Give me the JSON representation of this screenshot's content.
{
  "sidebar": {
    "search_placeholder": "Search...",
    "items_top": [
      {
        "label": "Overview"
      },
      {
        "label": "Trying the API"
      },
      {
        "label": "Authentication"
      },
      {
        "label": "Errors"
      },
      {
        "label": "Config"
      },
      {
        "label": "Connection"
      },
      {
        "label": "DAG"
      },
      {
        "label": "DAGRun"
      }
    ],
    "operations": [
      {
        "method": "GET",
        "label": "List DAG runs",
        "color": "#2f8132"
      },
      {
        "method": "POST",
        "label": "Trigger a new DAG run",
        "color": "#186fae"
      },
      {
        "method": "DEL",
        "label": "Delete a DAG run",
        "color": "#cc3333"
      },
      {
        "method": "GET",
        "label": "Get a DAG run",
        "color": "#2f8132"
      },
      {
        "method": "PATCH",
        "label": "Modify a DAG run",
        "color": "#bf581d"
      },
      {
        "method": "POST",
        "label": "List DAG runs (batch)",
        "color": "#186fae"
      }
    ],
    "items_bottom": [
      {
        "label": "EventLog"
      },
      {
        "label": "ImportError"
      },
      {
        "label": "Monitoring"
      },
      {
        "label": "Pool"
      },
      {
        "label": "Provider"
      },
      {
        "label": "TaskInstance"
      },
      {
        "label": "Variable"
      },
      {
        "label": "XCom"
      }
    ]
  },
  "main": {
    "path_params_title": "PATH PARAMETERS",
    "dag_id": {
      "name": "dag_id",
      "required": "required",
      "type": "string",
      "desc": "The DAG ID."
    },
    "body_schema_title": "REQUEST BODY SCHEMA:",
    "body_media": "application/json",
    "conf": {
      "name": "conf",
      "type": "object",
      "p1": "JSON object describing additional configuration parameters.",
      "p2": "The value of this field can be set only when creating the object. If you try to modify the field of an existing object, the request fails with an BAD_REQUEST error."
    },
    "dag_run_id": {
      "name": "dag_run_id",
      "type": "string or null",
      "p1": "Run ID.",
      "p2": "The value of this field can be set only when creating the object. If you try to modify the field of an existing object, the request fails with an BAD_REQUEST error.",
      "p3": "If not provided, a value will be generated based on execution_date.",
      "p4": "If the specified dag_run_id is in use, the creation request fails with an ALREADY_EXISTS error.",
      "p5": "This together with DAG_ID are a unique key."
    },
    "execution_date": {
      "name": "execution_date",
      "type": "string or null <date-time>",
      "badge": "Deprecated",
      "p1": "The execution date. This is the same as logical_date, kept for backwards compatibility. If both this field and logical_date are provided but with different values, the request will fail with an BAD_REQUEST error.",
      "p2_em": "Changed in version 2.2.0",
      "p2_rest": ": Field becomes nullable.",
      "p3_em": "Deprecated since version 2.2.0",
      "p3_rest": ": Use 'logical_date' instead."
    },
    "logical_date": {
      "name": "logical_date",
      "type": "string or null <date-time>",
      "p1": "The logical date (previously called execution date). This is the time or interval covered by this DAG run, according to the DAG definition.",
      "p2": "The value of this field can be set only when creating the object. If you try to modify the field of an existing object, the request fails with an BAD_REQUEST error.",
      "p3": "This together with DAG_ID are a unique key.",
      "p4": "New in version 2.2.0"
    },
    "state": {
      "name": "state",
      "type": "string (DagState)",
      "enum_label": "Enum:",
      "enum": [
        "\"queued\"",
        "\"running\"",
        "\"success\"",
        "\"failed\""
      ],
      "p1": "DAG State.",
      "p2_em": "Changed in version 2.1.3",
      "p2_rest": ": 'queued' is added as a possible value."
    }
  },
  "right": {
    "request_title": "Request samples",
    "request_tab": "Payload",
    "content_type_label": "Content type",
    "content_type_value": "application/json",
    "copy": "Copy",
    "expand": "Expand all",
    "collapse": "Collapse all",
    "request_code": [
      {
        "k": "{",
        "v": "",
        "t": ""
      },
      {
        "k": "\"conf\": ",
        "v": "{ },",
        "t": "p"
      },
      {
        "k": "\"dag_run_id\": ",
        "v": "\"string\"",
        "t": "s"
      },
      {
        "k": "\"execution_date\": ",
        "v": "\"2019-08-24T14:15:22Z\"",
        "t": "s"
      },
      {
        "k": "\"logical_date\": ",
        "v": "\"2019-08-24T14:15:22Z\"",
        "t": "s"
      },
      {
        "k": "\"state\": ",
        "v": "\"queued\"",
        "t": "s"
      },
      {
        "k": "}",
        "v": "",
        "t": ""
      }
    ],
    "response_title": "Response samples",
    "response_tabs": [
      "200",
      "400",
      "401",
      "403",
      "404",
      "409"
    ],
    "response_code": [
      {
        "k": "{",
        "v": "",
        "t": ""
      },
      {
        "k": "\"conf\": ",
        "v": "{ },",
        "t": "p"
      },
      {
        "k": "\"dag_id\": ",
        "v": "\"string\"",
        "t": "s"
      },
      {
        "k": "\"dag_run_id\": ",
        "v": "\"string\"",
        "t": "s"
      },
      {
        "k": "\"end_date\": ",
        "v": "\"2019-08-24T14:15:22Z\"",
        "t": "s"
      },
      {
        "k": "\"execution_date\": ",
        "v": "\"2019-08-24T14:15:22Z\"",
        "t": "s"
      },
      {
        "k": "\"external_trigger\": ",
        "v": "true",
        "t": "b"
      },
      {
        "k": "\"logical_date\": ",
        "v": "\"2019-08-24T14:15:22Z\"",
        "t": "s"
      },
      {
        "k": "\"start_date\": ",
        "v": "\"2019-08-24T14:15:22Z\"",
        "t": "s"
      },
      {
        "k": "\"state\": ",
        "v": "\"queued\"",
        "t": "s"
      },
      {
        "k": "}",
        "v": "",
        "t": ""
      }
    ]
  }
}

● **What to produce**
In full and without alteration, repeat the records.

● **Exercise response**
Give me the JSON representation of this screenshot's content.
{
  "sidebar": {
    "search_placeholder": "Search...",
    "items_top": [
      {
        "label": "Overview"
      },
      {
        "label": "Trying the API"
      },
      {
        "label": "Authentication"
      },
      {
        "label": "Errors"
      },
      {
        "label": "Config"
      },
      {
        "label": "Connection"
      },
      {
        "label": "DAG"
      },
      {
        "label": "DAGRun"
      }
    ],
    "operations": [
      {
        "method": "GET",
        "label": "List DAG runs",
        "color": "#2f8132"
      },
      {
        "method": "POST",
        "label": "Trigger a new DAG run",
        "color": "#186fae"
      },
      {
        "method": "DEL",
        "label": "Delete a DAG run",
        "color": "#cc3333"
      },
      {
        "method": "GET",
        "label": "Get a DAG run",
        "color": "#2f8132"
      },
      {
        "method": "PATCH",
        "label": "Modify a DAG run",
        "color": "#bf581d"
      },
      {
        "method": "POST",
        "label": "List DAG runs (batch)",
        "color": "#186fae"
      }
    ],
    "items_bottom": [
      {
        "label": "EventLog"
      },
      {
        "label": "ImportError"
      },
      {
        "label": "Monitoring"
      },
      {
        "label": "Pool"
      },
      {
        "label": "Provider"
      },
      {
        "label": "TaskInstance"
      },
      {
        "label": "Variable"
      },
      {
        "label": "XCom"
      }
    ]
  },
  "main": {
    "path_params_title": "PATH PARAMETERS",
    "dag_id": {
      "name": "dag_id",
      "required": "required",
      "type": "string",
      "desc": "The DAG ID."
    },
    "body_schema_title": "REQUEST BODY SCHEMA:",
    "body_media": "application/json",
    "conf": {
      "name": "conf",
      "type": "object",
      "p1": "JSON object describing additional configuration parameters.",
      "p2": "The value of this field can be set only when creating the object. If you try to modify the field of an existing object, the request fails with an BAD_REQUEST error."
    },
    "dag_run_id": {
      "name": "dag_run_id",
      "type": "string or null",
      "p1": "Run ID.",
      "p2": "The value of this field can be set only when creating the object. If you try to modify the field of an existing object, the request fails with an BAD_REQUEST error.",
      "p3": "If not provided, a value will be generated based on execution_date.",
      "p4": "If the specified dag_run_id is in use, the creation request fails with an ALREADY_EXISTS error.",
      "p5": "This together with DAG_ID are a unique key."
    },
    "execution_date": {
      "name": "execution_date",
      "type": "string or null <date-time>",
      "badge": "Deprecated",
      "p1": "The execution date. This is the same as logical_date, kept for backwards compatibility. If both this field and logical_date are provided but with different values, the request will fail with an BAD_REQUEST error.",
      "p2_em": "Changed in version 2.2.0",
      "p2_rest": ": Field becomes nullable.",
      "p3_em": "Deprecated since version 2.2.0",
      "p3_rest": ": Use 'logical_date' instead."
    },
    "logical_date": {
      "name": "logical_date",
      "type": "string or null <date-time>",
      "p1": "The logical date (previously called execution date). This is the time or interval covered by this DAG run, according to the DAG definition.",
      "p2": "The value of this field can be set only when creating the object. If you try to modify the field of an existing object, the request fails with an BAD_REQUEST error.",
      "p3": "This together with DAG_ID are a unique key.",
      "p4": "New in version 2.2.0"
    },
    "state": {
      "name": "state",
      "type": "string (DagState)",
      "enum_label": "Enum:",
      "enum": [
        "\"queued\"",
        "\"running\"",
        "\"success\"",
        "\"failed\""
      ],
      "p1": "DAG State.",
      "p2_em": "Changed in version 2.1.3",
      "p2_rest": ": 'queued' is added as a possible value."
    }
  },
  "right": {
    "request_title": "Request samples",
    "request_tab": "Payload",
    "content_type_label": "Content type",
    "content_type_value": "application/json",
    "copy": "Copy",
    "expand": "Expand all",
    "collapse": "Collapse all",
    "request_code": [
      {
        "k": "{",
        "v": "",
        "t": ""
      },
      {
        "k": "\"conf\": ",
        "v": "{ },",
        "t": "p"
      },
      {
        "k": "\"dag_run_id\": ",
        "v": "\"string\"",
        "t": "s"
      },
      {
        "k": "\"execution_date\": ",
        "v": "\"2019-08-24T14:15:22Z\"",
        "t": "s"
      },
      {
        "k": "\"logical_date\": ",
        "v": "\"2019-08-24T14:15:22Z\"",
        "t": "s"
      },
      {
        "k": "\"state\": ",
        "v": "\"queued\"",
        "t": "s"
      },
      {
        "k": "}",
        "v": "",
        "t": ""
      }
    ],
    "response_title": "Response samples",
    "response_tabs": [
      "200",
      "400",
      "401",
      "403",
      "404",
      "409"
    ],
    "response_code": [
      {
        "k": "{",
        "v": "",
        "t": ""
      },
      {
        "k": "\"conf\": ",
        "v": "{ },",
        "t": "p"
      },
      {
        "k": "\"dag_id\": ",
        "v": "\"string\"",
        "t": "s"
      },
      {
        "k": "\"dag_run_id\": ",
        "v": "\"string\"",
        "t": "s"
      },
      {
        "k": "\"end_date\": ",
        "v": "\"2019-08-24T14:15:22Z\"",
        "t": "s"
      },
      {
        "k": "\"execution_date\": ",
        "v": "\"2019-08-24T14:15:22Z\"",
        "t": "s"
      },
      {
        "k": "\"external_trigger\": ",
        "v": "true",
        "t": "b"
      },
      {
        "k": "\"logical_date\": ",
        "v": "\"2019-08-24T14:15:22Z\"",
        "t": "s"
      },
      {
        "k": "\"start_date\": ",
        "v": "\"2019-08-24T14:15:22Z\"",
        "t": "s"
      },
      {
        "k": "\"state\": ",
        "v": "\"queued\"",
        "t": "s"
      },
      {
        "k": "}",
        "v": "",
        "t": ""
      }
    ]
  }
}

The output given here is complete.